BEGIN DATA SECTION

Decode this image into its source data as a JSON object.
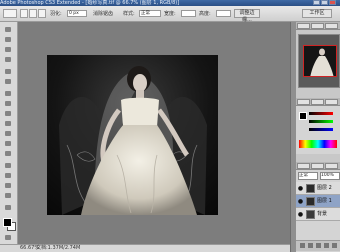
{
  "app": {
    "title": "Adobe Photoshop CS3 Extended - [婚纱写真.tif @ 66.7% (图层 1, RGB/8)]"
  },
  "options_bar": {
    "feather_label": "羽化:",
    "feather_value": "0 px",
    "antialias_label": "消除锯齿",
    "style_label": "样式:",
    "style_value": "正常",
    "width_label": "宽度:",
    "height_label": "高度:",
    "refine_edge_button": "调整边缘...",
    "workspace_label": "工作区"
  },
  "status_bar": {
    "zoom": "66.67%",
    "doc_info": "文档:1.37M/2.74M"
  },
  "panels": {
    "navigator_tabs": [
      "导航器",
      "直方图",
      "信息"
    ],
    "color_tabs": [
      "颜色",
      "色板",
      "样式"
    ],
    "layers_tabs": [
      "图层",
      "通道",
      "路径"
    ],
    "layers_blend_mode": "正常",
    "layers_opacity": "100%",
    "layers": [
      {
        "name": "图层 2",
        "selected": false
      },
      {
        "name": "图层 1",
        "selected": true
      },
      {
        "name": "背景",
        "selected": false
      }
    ]
  },
  "colors": {
    "accent": "#2a4f86",
    "foreground": "#000000",
    "background": "#ffffff",
    "nav_frame": "#d02424"
  }
}
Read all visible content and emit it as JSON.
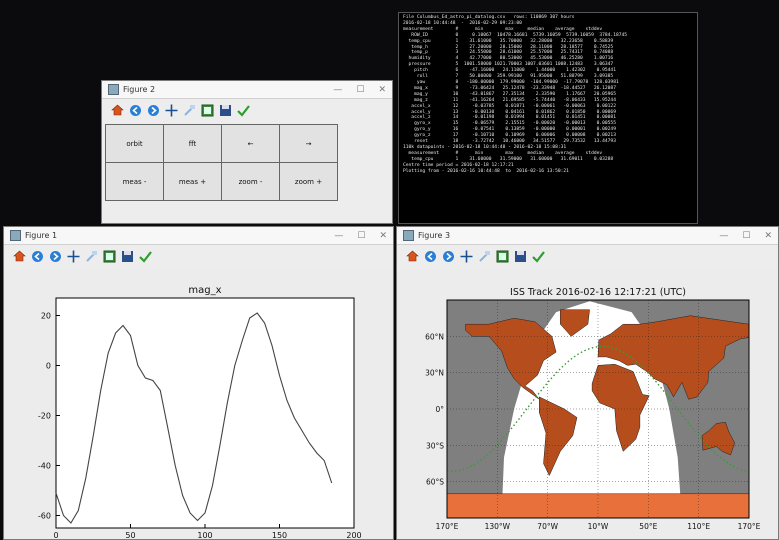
{
  "colors": {
    "border_accent": "#c2185b",
    "desktop": "#0b0b0d",
    "ocean": "#7f7f7f",
    "land": "#b54d1c",
    "day": "#ffffff",
    "antarctica": "#e8703a",
    "track": "#3a9a3a"
  },
  "control_window": {
    "title": "Figure 2",
    "toolbar_icons": [
      "home-icon",
      "back-icon",
      "forward-icon",
      "pan-icon",
      "zoom-icon",
      "subplots-icon",
      "save-icon",
      "edit-icon"
    ],
    "buttons": [
      {
        "name": "orbit-button",
        "label": "orbit"
      },
      {
        "name": "fft-button",
        "label": "fft"
      },
      {
        "name": "left-button",
        "label": "←"
      },
      {
        "name": "right-button",
        "label": "→"
      },
      {
        "name": "meas-minus-button",
        "label": "meas -"
      },
      {
        "name": "meas-plus-button",
        "label": "meas +"
      },
      {
        "name": "zoom-minus-button",
        "label": "zoom -"
      },
      {
        "name": "zoom-plus-button",
        "label": "zoom +"
      }
    ]
  },
  "terminal": {
    "lines": [
      "File Columbus_Ed_astro_pi_datalog.csv   rows: 110869 307 hours",
      "2016-02-18 10:44:48  -  2016-02-29 09:23:00",
      "measurement        #      min        max     median    average    stddev",
      "   ROW_ID          0     0.10067  10478.16681  5739.16059  5739.16059  3784.18745",
      "  temp_cpu         1    31.61000   35.70000   32.28000   32.23658    0.58839",
      "   temp_h          2    27.20000   28.15000   28.11000   28.18577    0.74525",
      "   temp_p          3    24.55000   28.61000   25.57000   25.74317    0.74088",
      "  humidity         4    42.77000   80.53000   45.53000   46.25280    1.00716",
      "  pressure         5  1001.58000 1021.70003 1007.03601 1008.12483    3.06347",
      "    pitch          6    -47.16000   24.11000    1.44000    1.42302    0.95441",
      "     roll          7    50.00000  359.99100   91.95000   51.88799    3.09385",
      "     yaw           8   -180.00000  179.99000  -104.99000  -17.79078  128.03981",
      "    mag_x          9    -73.06424   25.12478  -23.33948  -18.44527   26.12087",
      "    mag_y         10    -43.01867   27.35134    2.33590    1.17667   20.05965",
      "    mag_z         11    -41.16264   21.69585   -5.74440   -8.06433   15.95244",
      "   accel_x        12     -0.03785    0.01871   -0.00061   -0.00063    0.00122",
      "   accel_y        13     -0.00130    0.04161    0.01862    0.01850    0.00069",
      "   accel_z        14     -0.01198    0.01994    0.01451    0.01451    0.00081",
      "    gyro_x        15     -0.06579    2.15515   -0.00020   -0.00013    0.00555",
      "    gyro_y        16     -0.07541    0.13859   -0.00000    0.00001    0.00249",
      "    gyro_z        17     -0.10710    0.10969    0.00006    0.00008    0.00213",
      "    reset         18     -3.72742   10.46000   34.51577   29.73532   13.44793",
      "110k datapoints - 2016-02-18 10:44:48 - 2016-02-18 15:08:31",
      "  measurement      #      min        max     median    average    stddev",
      "   temp_cpu        1    31.60000   31.59000   31.60000   31.69011    0.03288",
      "Centre time period = 2016-02-18 12:17:21",
      "Plotting from - 2016-02-16 10:44:48  to  2016-02-16 13:50:21"
    ]
  },
  "magx_window": {
    "title": "Figure 1",
    "toolbar_icons": [
      "home-icon",
      "back-icon",
      "forward-icon",
      "pan-icon",
      "zoom-icon",
      "subplots-icon",
      "save-icon",
      "edit-icon"
    ]
  },
  "map_window": {
    "title": "Figure 3",
    "toolbar_icons": [
      "home-icon",
      "back-icon",
      "forward-icon",
      "pan-icon",
      "zoom-icon",
      "subplots-icon",
      "save-icon",
      "edit-icon"
    ]
  },
  "chart_data": [
    {
      "type": "line",
      "title": "mag_x",
      "xlabel": "",
      "ylabel": "",
      "xlim": [
        0,
        200
      ],
      "ylim": [
        -65,
        27
      ],
      "xticks": [
        "0",
        "50",
        "100",
        "150",
        "200"
      ],
      "yticks": [
        "20",
        "0",
        "-20",
        "-40",
        "-60"
      ],
      "ytick_values": [
        20,
        0,
        -20,
        -40,
        -60
      ],
      "xtick_values": [
        0,
        50,
        100,
        150,
        200
      ],
      "series": [
        {
          "x": [
            0,
            5,
            10,
            15,
            20,
            25,
            30,
            35,
            40,
            45,
            50,
            55,
            60,
            65,
            70,
            75,
            80,
            85,
            90,
            95,
            100,
            105,
            110,
            115,
            120,
            125,
            130,
            135,
            140,
            145,
            150,
            155,
            160,
            165,
            170,
            175,
            180,
            185
          ],
          "y": [
            -51,
            -60,
            -63,
            -58,
            -45,
            -28,
            -10,
            5,
            13,
            16,
            12,
            0,
            -5,
            -6,
            -10,
            -25,
            -40,
            -52,
            -59,
            -62,
            -59,
            -48,
            -32,
            -15,
            0,
            10,
            19,
            21,
            17,
            8,
            -4,
            -14,
            -21,
            -26,
            -31,
            -35,
            -38,
            -47
          ]
        }
      ]
    },
    {
      "type": "map",
      "title": "ISS Track 2016-02-16 12:17:21 (UTC)",
      "lat_labels": [
        "60°N",
        "30°N",
        "0°",
        "30°S",
        "60°S"
      ],
      "lat_values": [
        60,
        30,
        0,
        -30,
        -60
      ],
      "lon_labels": [
        "170°E",
        "130°W",
        "70°W",
        "10°W",
        "50°E",
        "110°E",
        "170°E"
      ],
      "lon_values": [
        -190,
        -130,
        -70,
        -10,
        50,
        110,
        170
      ]
    }
  ]
}
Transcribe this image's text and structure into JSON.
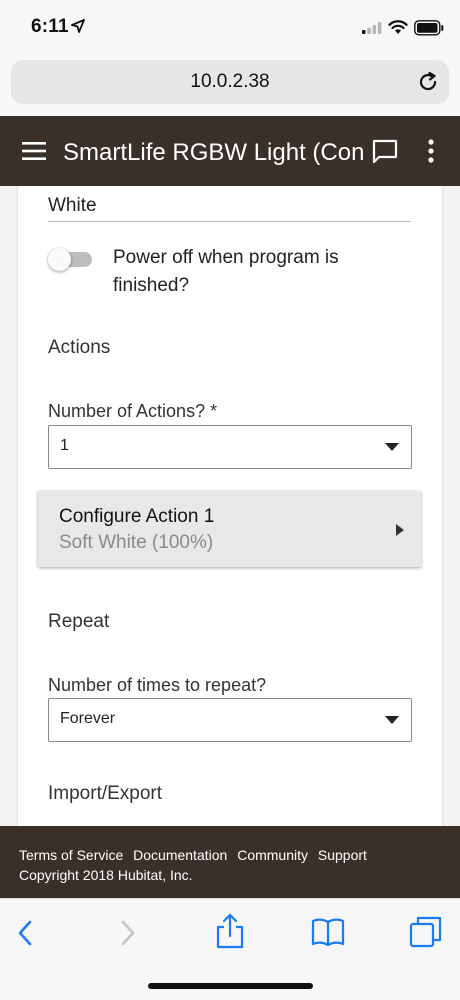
{
  "status_bar": {
    "time": "6:11"
  },
  "browser": {
    "url": "10.0.2.38"
  },
  "header": {
    "title": "SmartLife RGBW Light (Con"
  },
  "form": {
    "top_field_value": "White",
    "power_off_toggle": {
      "label": "Power off when program is finished?",
      "checked": false
    },
    "actions_section_title": "Actions",
    "number_of_actions": {
      "label": "Number of Actions? *",
      "value": "1"
    },
    "configure_action": {
      "title": "Configure Action 1",
      "subtitle": "Soft White (100%)"
    },
    "repeat_section_title": "Repeat",
    "repeat_times": {
      "label": "Number of times to repeat?",
      "value": "Forever"
    },
    "import_export_section_title": "Import/Export"
  },
  "footer": {
    "links": [
      "Terms of Service",
      "Documentation",
      "Community",
      "Support"
    ],
    "copyright": "Copyright 2018 Hubitat, Inc."
  },
  "colors": {
    "header_bg": "#3a302a",
    "ios_tint": "#1a7cf2"
  },
  "icons": {
    "status": [
      "location-arrow-icon",
      "signal-icon",
      "wifi-icon",
      "battery-icon"
    ],
    "address_bar": [
      "reload-icon"
    ],
    "header": [
      "hamburger-menu-icon",
      "chat-icon",
      "more-vertical-icon"
    ],
    "toolbar": [
      "back-icon",
      "forward-icon",
      "share-icon",
      "bookmarks-icon",
      "tabs-icon"
    ]
  }
}
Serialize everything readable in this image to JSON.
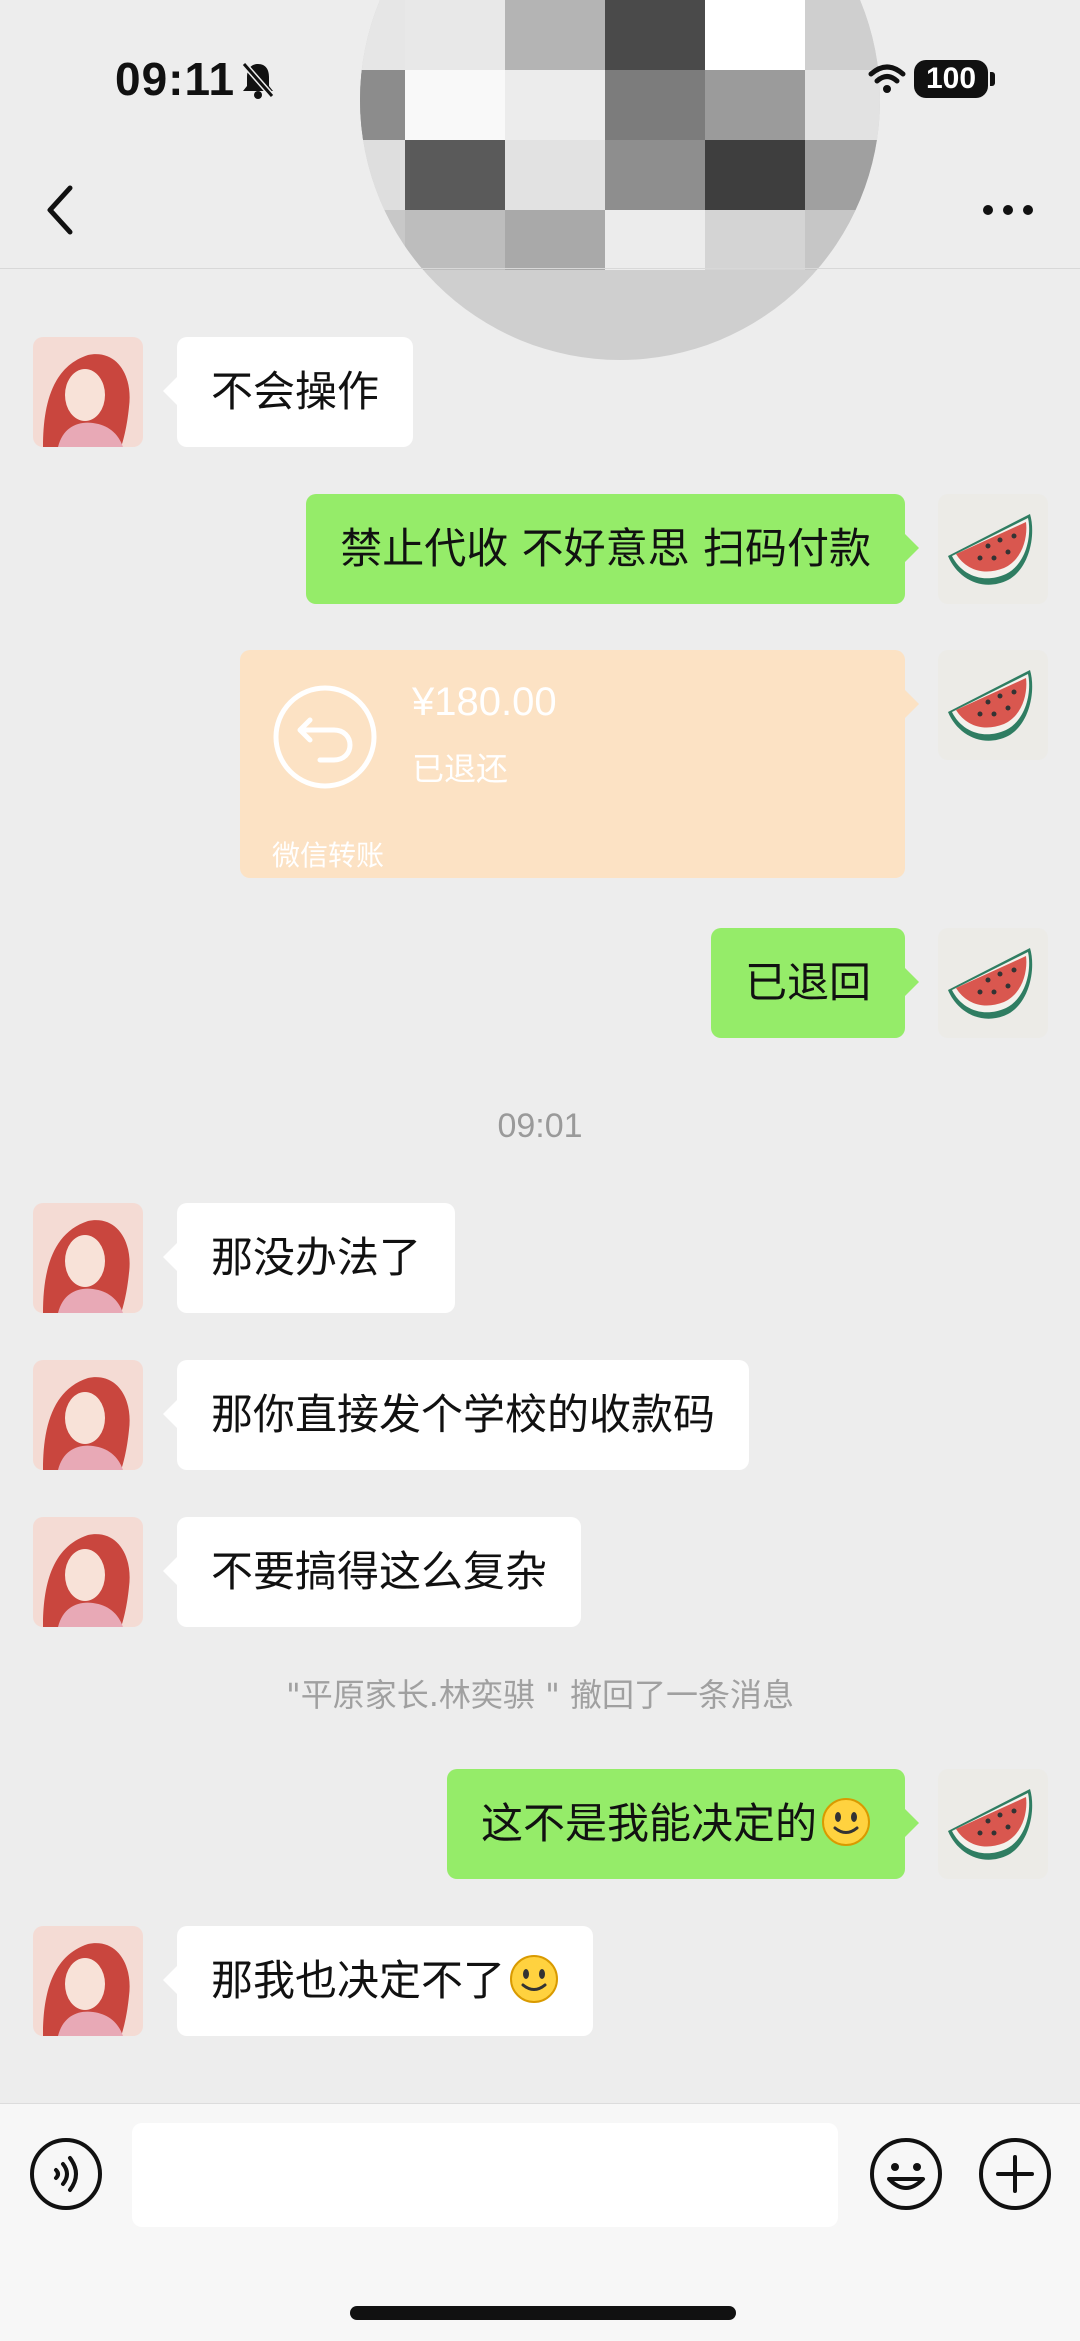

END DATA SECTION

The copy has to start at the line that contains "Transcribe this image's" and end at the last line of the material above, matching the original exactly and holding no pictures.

### RESULT
Transcribe this image's text and structure into JSON.
{
  "status_bar": {
    "time": "6:11"
  },
  "browser": {
    "url": "10.0.2.38"
  },
  "header": {
    "title": "SmartLife RGBW Light (Con"
  },
  "form": {
    "top_field_value": "White",
    "power_off_toggle": {
      "label": "Power off when program is finished?",
      "checked": false
    },
    "actions_section_title": "Actions",
    "number_of_actions": {
      "label": "Number of Actions? *",
      "value": "1"
    },
    "configure_action": {
      "title": "Configure Action 1",
      "subtitle": "Soft White (100%)"
    },
    "repeat_section_title": "Repeat",
    "repeat_times": {
      "label": "Number of times to repeat?",
      "value": "Forever"
    },
    "import_export_section_title": "Import/Export"
  },
  "footer": {
    "links": [
      "Terms of Service",
      "Documentation",
      "Community",
      "Support"
    ],
    "copyright": "Copyright 2018 Hubitat, Inc."
  },
  "colors": {
    "header_bg": "#3a302a",
    "ios_tint": "#1a7cf2"
  },
  "icons": {
    "status": [
      "location-arrow-icon",
      "signal-icon",
      "wifi-icon",
      "battery-icon"
    ],
    "address_bar": [
      "reload-icon"
    ],
    "header": [
      "hamburger-menu-icon",
      "chat-icon",
      "more-vertical-icon"
    ],
    "toolbar": [
      "back-icon",
      "forward-icon",
      "share-icon",
      "bookmarks-icon",
      "tabs-icon"
    ]
  }
}
Serialize everything readable in this image to JSON.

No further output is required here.